He appreciated a “well-made Manhattan,” Mel Brooks movies, and, of course, any sci-fi book. He took the day off of work to go downtown with his kids and friends for the opening of Star Wars in 1977. He drove his kids and their friends around to every McDonald’s in the county collecting a set of Raiders of the Lost Ark VHS tapes. He coached girls and boys soccer, basketball and baseball, and would go to any professional sporting event two hours early and then leave by the third inning or halftime.

Bob was the lone, left-handed “fisherman” in a “right-handers” fishing reel world. Most of the fish he caught had willingly strangled themselves in his countless “backlashes.” He was a hopeful golfer — a true king of the “mulligan.” He was an avid reader, a world traveler, a renaissance man and a sports fan. He was also a good enough sport to work out in the yard during all Seahawks, Huskies and Mariners games, because he was “bad luck,” or simply out of repeated frustration.

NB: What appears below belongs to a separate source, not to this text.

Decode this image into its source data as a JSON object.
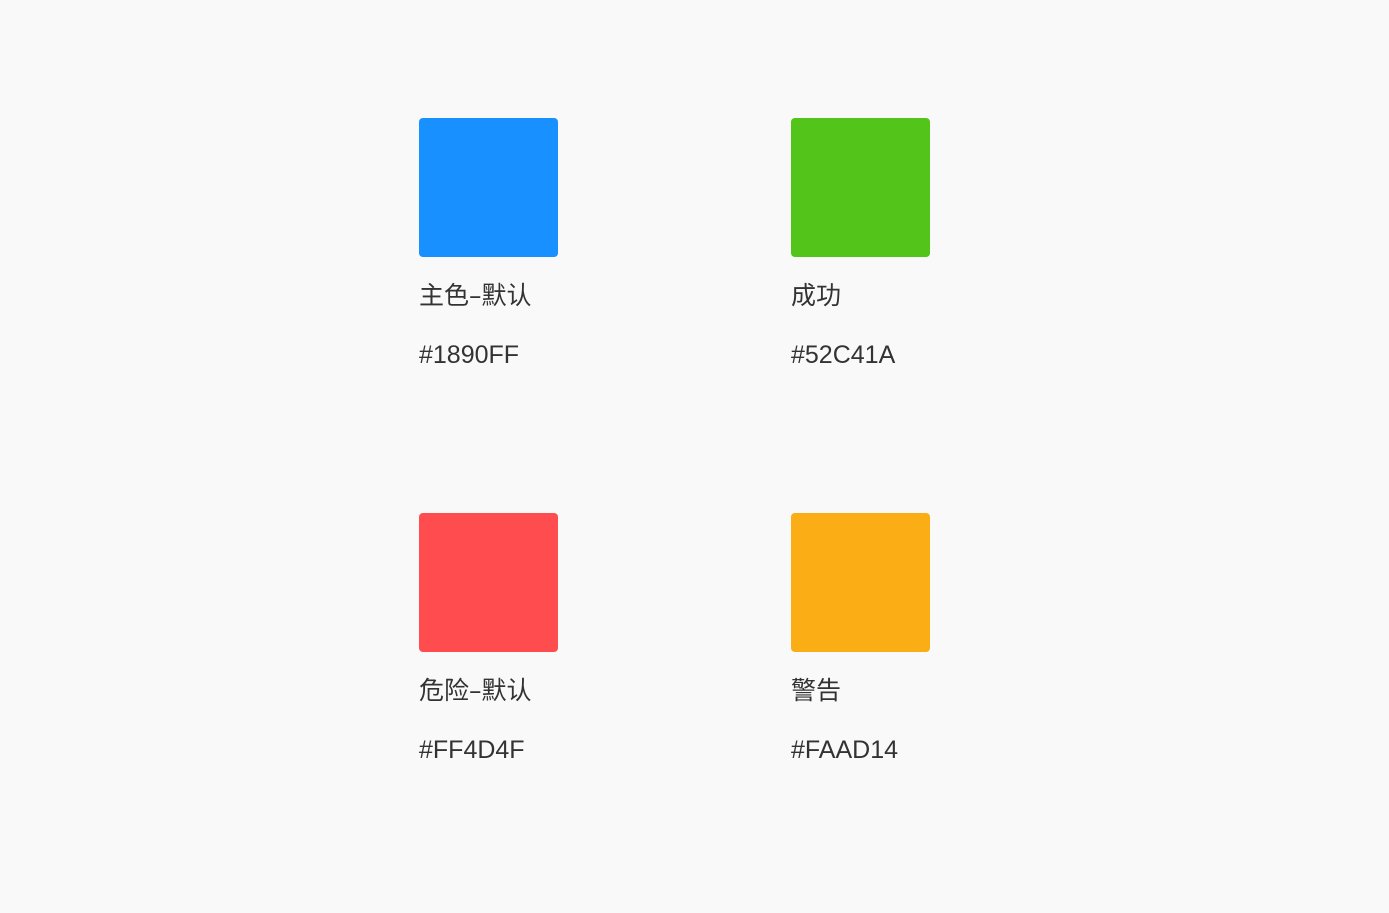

Bob earned several well deserved (yet unpublishable) nicknames for his insistence on bringing enough lanterns so that his camping spot could be seen clearly from space — because he was a true “energy” guy. Coming from a family of miners, he respected the earth but could tell you where to find copper nails if a tree was blocking your view. He had a tough time “pruning” his wife’s rose bushes and could never resist jumping into a pile of leaves (knowing that ice and pillows for recovery were in order).

He was a man’s griller; during an Alaskan winter, he would brave the darkness (wearing a headlamp) and extreme weather and cold. Bob made the best Christmas brunch ever, with amazing pancakes, burnt bacon and “navy style” oozy eggs, to the blaring music of “Stop the Cavalry” by the Cory Band. He cooked an amazing turkey each Thanksgiving and we’ll all continue to debate the precise time a turkey needs to “rest” after being cooked (so he could eat a pre-meal snack).

Bob was preceded in death by his wife, Jane (Dec. 2018); his parents, Joe and Anna; brother-in-law, Tom; as well his in-laws.

He is survived by his sister, Mary Theresa (Teddy) Rossi; his children Susan Michelle Braukus Hempstead and Gregory John Braukus (Kathryn Greer Braukus); his grandchildren Nate, Hannah, John and Anna; his nieces, Kendy (Sydni) and Kris (Bill); along with a host of extended family members and good friends.

We hope you will help us continue Bob’s legacy of community involvement and service by making a contribution in Bob’s memory to one of the following organizations: Toys for Tots, Salvation Army, Woodland Park Zoo, Cast for Kids, Archbishop Murphy High School Wildcat Band, First Tee, or Wilderness Conservation NW.

Bob’s family would like to honor the tremendous nurses, techs, CNAs, doctors, social workers, chaplains and all the staff at Evergreen Health Hospice Care in Kirkland, for the extraordinary kindness, care and fellowship they showered on him over the past few months. “Friday night pizza” (and gin) at hospice was legendary!

We also offer special appreciation for Father Tyler Johnson at Holy Family Kirkland, who recently celebrated his 1-year anniversary of ordination. We believe it was an important connection for Fr. Tyler to meet Dad, and vice versa, at this unique life intersection for both.

We will miss Bob every day and will work to carry his legacy forward. Please save May 8, 2021, at 2 p.m., for a celebration of his life at Saint John Mission Catholic Church in Mukilteo, Wash. A reception will follow.